The Commodity Futures Trading Commission (CFTC) awarded more than $15 million to five whistleblowers in fiscal year 2019, according to the agency’s annual report to Congress. The independent agency also fielded 455 whistleblower tips, complaints, and referrals last fiscal year.
In contrast, in FY2018, the CFTC paid more than $75 million to five whistleblowers and received 760 whistleblower tips, complaints, and referrals.
FY2018 was a banner year in terms of whistleblowing, though—one of the awards accounted for some $30 million and was the largest ever awarded since the program was created in 2010. The number of tips and complaints the CFTC received in 2018 might have stemmed from increased interest in virtual currencies and the CFTC’s efforts to encourage the public to report virtual currency fraud through its whistleblower program, the agency acknowledged in its annual report.
The Dodd-Frank Wall Street Reform and Consumer Protect Act, passed by Congress in 2010 as a response to the 2008 financial crisis, established the CFTC’s whistleblower program. The law also created a fund to pay whistleblower awards. The CFTC uses the fund to pay awards to whistleblowers who voluntarily provide original information to the CFTC that leads to a successful enforcement action by the agency in which monetary sanctions in excess of $1 million are imposed. Since the program was established, the CFTC has issued 14 awards to whistleblowers totaling about $100 million. Enforcement actions associated with those awards yielded sanctions totaling more than $800 million, the agency reported.
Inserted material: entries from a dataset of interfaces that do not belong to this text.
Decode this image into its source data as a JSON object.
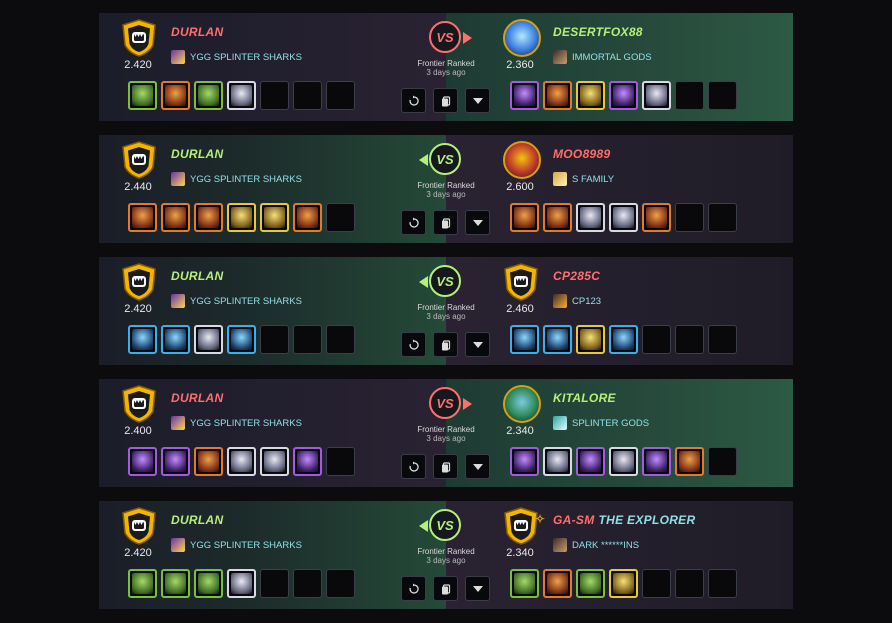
{
  "labels": {
    "match_type": "Frontier Ranked",
    "when": "3 days ago",
    "vs": "VS"
  },
  "colors": {
    "win": "#b6f07a",
    "lose": "#ff6f6f",
    "guild": "#8fe0e6"
  },
  "icons": {
    "replay": "replay-icon",
    "copy": "copy-icon",
    "expand": "chevron-down-icon",
    "shield": "shield-icon"
  },
  "battles": [
    {
      "winner": "right",
      "left": {
        "name": "DURLAN",
        "rating": "2.420",
        "guild": "YGG SPLINTER SHARKS",
        "avatar": "fanged-shield",
        "guild_icon": "purple-bolt",
        "cards": [
          "green",
          "fire",
          "green",
          "white"
        ]
      },
      "right": {
        "name": "DESERTFOX88",
        "name_extra": "",
        "rating": "2.360",
        "guild": "IMMORTAL GODS",
        "avatar": "blue-crystal",
        "guild_icon": "dark-figure",
        "cards": [
          "purple",
          "fire",
          "yellow",
          "purple",
          "white"
        ]
      }
    },
    {
      "winner": "left",
      "left": {
        "name": "DURLAN",
        "rating": "2.440",
        "guild": "YGG SPLINTER SHARKS",
        "avatar": "fanged-shield",
        "guild_icon": "purple-bolt",
        "cards": [
          "fire",
          "fire",
          "fire",
          "yellow",
          "yellow",
          "fire"
        ]
      },
      "right": {
        "name": "MOO8989",
        "name_extra": "",
        "rating": "2.600",
        "guild": "S FAMILY",
        "avatar": "red-ghost",
        "guild_icon": "skull",
        "cards": [
          "fire",
          "fire",
          "white",
          "white",
          "fire"
        ]
      }
    },
    {
      "winner": "left",
      "left": {
        "name": "DURLAN",
        "rating": "2.420",
        "guild": "YGG SPLINTER SHARKS",
        "avatar": "fanged-shield",
        "guild_icon": "purple-bolt",
        "cards": [
          "blue",
          "blue",
          "white",
          "blue"
        ]
      },
      "right": {
        "name": "CP285C",
        "name_extra": "",
        "rating": "2.460",
        "guild": "CP123",
        "avatar": "fanged-shield",
        "guild_icon": "dark-bolt",
        "cards": [
          "blue",
          "blue",
          "yellow",
          "blue"
        ]
      }
    },
    {
      "winner": "right",
      "left": {
        "name": "DURLAN",
        "rating": "2.400",
        "guild": "YGG SPLINTER SHARKS",
        "avatar": "fanged-shield",
        "guild_icon": "purple-bolt",
        "cards": [
          "purple",
          "purple",
          "fire",
          "white",
          "white",
          "purple"
        ]
      },
      "right": {
        "name": "KITALORE",
        "name_extra": "",
        "rating": "2.340",
        "guild": "SPLINTER GODS",
        "avatar": "green-emblem",
        "guild_icon": "cyan-skull",
        "cards": [
          "purple",
          "white",
          "purple",
          "white",
          "purple",
          "fire"
        ]
      }
    },
    {
      "winner": "left",
      "left": {
        "name": "DURLAN",
        "rating": "2.420",
        "guild": "YGG SPLINTER SHARKS",
        "avatar": "fanged-shield",
        "guild_icon": "purple-bolt",
        "cards": [
          "green",
          "green",
          "green",
          "white"
        ]
      },
      "right": {
        "name": "GA-SM",
        "name_extra": "THE EXPLORER",
        "rating": "2.340",
        "guild": "DARK ******INS",
        "avatar": "fanged-shield",
        "guild_icon": "dark-figure",
        "cards": [
          "green",
          "fire",
          "green",
          "yellow"
        ]
      }
    }
  ]
}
The biggest award in FY2019 was one for $7 million, a decision just announced at the end of September. Information provided by a whistleblower about misconduct triggered a CFTC investigation that found the Commodity Exchange Act had been violated. The award “demonstrates how integral whistleblowers have become to our enforcement efforts,” said CFTC Director of Enforcement James McDonald at the time it was announced.
Interestingly, the information provided by the whistleblower in that matter was not entirely accurate, the CFTC acknowledged when announcing the award. Still, even if somewhat inaccurate information provided by a whistleblower leads the CFTC to “open an investigation resulting in a successful enforcement action, we will reward them accordingly,” said CFTC Whistleblower Office Director Christopher Ehrman at that time.
The other four whistleblower awards made in FY2019 ranged from $1.5 million to $2.5 million. Of those awards, the amount of one was higher than it otherwise would have been because the whistleblower tried to report concerns internally before going to the CFTC. Another was lower than it otherwise would have been because the whistleblower delayed reporting to the agency.
The whistleblower program’s progress
The CFTC pays whistleblowers between 10 and 30 percent of the amount of monetary sanctions it collects in an enforcement action. Whistleblowers’ identities are protected, and employers may not retaliate against employees who report violations. According to the CFTC, employers also may not thwart whistleblowing attempts by threatening to enforce confidentiality agreements they might have with an employee.
Back in FY2012, the CFTC received just 58 whistleblower tips, complaints, or referrals. The number received each year increased steadily, reaching 465 in FY2017. The surge to 760 tips, complaints, or referrals in FY2018 was followed in FY2019 with just 455 tips, complaints, or referrals. Back in 2018, the CFTC issued a customer protection advisory warning people to beware of pump-and-dump schemes involving virtual currencies and digital coins. Such schemes create an artificial demand followed by a quick sale by the scheme’s perpetrators, who then pocket the ill-gained profit.
In FY2019, the CFTC also received 137 tips and complaints submitted by individuals who were not whistleblowers per se. (If they could become whistleblowers, the CFTC encourages them to do so, the agency explained in its annual report). These individuals reported concerns about activities as varied as money laundering, foreign bribery, inadequate risk controls, spoofing and other disruptive trading and market manipulation, and fraud involving virtual currencies.
Lori Tripoli is a writer based in the greater New York City area who focuses on legal and regulatory issues.